• **Information supplied**
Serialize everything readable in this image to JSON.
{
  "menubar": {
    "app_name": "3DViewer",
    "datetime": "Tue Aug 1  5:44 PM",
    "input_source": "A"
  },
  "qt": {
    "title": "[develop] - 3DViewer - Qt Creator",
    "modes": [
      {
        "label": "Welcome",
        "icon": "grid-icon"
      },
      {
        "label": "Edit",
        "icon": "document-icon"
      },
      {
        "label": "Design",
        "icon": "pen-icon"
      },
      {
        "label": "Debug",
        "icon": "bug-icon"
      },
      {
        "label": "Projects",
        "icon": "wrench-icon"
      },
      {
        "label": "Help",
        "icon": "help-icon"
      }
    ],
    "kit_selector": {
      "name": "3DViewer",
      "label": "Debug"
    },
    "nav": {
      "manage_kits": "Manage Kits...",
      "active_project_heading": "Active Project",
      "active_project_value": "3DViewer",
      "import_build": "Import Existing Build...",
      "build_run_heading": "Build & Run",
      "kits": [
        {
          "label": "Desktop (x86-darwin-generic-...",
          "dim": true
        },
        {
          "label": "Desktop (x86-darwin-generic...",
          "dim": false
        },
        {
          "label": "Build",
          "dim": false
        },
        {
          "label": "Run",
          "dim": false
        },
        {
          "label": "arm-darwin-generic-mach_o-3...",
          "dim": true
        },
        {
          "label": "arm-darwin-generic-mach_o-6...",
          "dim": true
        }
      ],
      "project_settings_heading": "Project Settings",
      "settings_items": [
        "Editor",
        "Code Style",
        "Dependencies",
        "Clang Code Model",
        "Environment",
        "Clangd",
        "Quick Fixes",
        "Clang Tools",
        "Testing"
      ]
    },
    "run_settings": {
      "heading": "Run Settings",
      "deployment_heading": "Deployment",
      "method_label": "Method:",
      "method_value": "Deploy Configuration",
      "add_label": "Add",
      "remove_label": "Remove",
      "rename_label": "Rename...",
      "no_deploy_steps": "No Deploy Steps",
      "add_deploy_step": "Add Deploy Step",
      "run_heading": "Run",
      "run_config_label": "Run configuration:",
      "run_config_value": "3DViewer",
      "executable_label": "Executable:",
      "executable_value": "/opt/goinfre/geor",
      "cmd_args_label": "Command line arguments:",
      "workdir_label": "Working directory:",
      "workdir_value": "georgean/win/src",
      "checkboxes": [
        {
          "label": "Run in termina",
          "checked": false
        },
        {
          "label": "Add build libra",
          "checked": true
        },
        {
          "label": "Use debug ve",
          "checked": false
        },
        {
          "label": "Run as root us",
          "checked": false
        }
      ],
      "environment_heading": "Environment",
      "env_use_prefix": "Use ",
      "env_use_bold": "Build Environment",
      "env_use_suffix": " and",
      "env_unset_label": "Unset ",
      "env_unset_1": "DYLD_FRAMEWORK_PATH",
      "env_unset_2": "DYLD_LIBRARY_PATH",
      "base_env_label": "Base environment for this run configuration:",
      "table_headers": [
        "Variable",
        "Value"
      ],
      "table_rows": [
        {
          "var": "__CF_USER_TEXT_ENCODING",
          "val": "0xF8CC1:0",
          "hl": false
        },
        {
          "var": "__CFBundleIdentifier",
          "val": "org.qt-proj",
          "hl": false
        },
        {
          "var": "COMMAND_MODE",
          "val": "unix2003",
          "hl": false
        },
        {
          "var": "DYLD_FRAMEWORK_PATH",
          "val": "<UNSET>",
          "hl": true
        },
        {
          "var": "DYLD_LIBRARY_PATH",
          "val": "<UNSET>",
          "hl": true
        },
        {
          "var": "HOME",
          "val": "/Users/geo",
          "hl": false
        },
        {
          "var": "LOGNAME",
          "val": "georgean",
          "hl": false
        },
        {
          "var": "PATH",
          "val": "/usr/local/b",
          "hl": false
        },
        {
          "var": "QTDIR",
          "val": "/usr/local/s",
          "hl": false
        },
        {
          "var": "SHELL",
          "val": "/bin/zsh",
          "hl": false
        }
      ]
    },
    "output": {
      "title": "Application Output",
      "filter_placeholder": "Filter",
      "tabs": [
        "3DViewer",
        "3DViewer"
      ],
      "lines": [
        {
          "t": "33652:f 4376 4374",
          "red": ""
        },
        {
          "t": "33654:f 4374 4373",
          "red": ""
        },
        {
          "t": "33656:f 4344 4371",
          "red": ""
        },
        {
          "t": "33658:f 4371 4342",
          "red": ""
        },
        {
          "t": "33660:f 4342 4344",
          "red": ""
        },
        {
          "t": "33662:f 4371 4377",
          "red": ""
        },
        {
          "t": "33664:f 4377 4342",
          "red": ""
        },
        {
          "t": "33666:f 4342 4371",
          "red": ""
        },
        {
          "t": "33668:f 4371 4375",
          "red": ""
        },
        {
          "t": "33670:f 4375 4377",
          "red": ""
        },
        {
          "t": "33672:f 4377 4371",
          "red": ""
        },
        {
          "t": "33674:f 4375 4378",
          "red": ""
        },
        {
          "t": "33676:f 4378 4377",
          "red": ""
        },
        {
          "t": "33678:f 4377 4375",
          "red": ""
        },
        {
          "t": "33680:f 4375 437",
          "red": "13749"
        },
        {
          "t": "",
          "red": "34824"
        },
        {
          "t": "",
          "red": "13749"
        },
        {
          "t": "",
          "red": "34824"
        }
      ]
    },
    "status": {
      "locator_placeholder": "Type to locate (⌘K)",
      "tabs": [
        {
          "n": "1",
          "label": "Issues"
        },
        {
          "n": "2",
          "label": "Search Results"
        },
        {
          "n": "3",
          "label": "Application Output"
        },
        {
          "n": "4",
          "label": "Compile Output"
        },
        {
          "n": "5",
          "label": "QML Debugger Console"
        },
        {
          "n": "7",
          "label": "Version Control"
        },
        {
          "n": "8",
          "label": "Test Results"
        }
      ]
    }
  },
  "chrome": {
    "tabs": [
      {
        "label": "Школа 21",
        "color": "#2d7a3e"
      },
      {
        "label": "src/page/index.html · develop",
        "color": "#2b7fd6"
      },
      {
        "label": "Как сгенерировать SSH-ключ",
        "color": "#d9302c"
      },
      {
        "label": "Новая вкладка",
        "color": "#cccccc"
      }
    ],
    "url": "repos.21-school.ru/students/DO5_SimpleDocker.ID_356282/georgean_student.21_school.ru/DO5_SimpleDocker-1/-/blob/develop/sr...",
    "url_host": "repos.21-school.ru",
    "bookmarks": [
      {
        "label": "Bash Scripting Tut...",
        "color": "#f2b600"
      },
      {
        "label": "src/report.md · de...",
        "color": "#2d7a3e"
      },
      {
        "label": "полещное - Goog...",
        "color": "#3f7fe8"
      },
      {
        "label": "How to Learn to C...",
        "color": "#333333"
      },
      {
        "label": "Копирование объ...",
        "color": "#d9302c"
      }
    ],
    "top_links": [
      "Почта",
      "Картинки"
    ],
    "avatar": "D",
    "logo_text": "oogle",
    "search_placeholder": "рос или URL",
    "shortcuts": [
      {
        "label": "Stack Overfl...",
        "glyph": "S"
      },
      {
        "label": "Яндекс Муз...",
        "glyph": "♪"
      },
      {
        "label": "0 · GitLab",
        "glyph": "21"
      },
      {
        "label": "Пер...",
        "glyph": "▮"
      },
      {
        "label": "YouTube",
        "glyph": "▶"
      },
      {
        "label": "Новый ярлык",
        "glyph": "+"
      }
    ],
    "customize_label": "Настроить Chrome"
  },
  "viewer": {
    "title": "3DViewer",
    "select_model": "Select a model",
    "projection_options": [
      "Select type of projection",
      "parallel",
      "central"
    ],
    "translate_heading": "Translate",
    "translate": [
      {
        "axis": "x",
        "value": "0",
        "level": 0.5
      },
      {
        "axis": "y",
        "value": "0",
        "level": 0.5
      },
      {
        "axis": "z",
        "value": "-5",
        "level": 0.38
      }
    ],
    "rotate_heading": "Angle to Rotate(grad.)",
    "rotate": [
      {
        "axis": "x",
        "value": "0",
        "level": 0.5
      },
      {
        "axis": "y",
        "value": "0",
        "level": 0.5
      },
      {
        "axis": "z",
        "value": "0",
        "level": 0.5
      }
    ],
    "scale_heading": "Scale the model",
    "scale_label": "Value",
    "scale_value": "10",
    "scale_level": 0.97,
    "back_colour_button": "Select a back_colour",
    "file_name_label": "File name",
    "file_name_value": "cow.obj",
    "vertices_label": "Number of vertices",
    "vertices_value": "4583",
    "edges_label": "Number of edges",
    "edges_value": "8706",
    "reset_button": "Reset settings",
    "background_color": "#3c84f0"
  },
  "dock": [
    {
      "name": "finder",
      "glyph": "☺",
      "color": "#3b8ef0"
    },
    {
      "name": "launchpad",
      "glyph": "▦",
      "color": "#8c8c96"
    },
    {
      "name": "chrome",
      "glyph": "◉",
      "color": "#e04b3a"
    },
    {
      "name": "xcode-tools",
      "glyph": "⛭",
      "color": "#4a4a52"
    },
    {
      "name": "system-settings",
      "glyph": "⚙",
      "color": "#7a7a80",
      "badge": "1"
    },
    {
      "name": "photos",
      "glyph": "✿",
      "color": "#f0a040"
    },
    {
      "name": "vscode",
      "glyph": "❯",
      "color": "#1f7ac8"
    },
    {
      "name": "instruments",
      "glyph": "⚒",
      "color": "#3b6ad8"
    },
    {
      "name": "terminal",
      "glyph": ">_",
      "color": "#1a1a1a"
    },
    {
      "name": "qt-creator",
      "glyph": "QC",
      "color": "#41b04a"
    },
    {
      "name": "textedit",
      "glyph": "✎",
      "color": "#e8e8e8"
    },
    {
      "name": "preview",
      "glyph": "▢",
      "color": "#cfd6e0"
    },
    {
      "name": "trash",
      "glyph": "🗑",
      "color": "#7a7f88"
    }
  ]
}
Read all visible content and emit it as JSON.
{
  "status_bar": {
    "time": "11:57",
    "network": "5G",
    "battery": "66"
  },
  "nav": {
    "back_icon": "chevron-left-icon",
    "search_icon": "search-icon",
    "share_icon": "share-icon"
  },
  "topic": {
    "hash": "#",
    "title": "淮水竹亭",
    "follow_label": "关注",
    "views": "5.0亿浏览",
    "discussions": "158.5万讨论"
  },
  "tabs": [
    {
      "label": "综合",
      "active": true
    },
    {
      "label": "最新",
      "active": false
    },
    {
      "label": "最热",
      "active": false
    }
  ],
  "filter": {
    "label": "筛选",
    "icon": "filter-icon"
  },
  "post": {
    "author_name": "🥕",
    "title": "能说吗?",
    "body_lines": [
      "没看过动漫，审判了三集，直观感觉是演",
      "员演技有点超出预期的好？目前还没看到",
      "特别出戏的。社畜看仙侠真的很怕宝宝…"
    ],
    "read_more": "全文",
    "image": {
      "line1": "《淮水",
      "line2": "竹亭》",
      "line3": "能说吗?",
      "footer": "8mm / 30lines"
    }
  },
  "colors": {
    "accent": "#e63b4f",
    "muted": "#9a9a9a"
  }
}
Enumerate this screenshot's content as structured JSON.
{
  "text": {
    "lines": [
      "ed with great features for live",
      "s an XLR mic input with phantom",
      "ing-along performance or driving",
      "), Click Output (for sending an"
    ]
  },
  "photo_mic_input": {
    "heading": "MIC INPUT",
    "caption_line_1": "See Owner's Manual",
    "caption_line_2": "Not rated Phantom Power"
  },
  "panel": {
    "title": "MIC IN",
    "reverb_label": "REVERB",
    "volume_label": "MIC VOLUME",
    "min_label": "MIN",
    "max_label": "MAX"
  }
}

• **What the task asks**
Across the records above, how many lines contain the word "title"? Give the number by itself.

• **Finished task**
6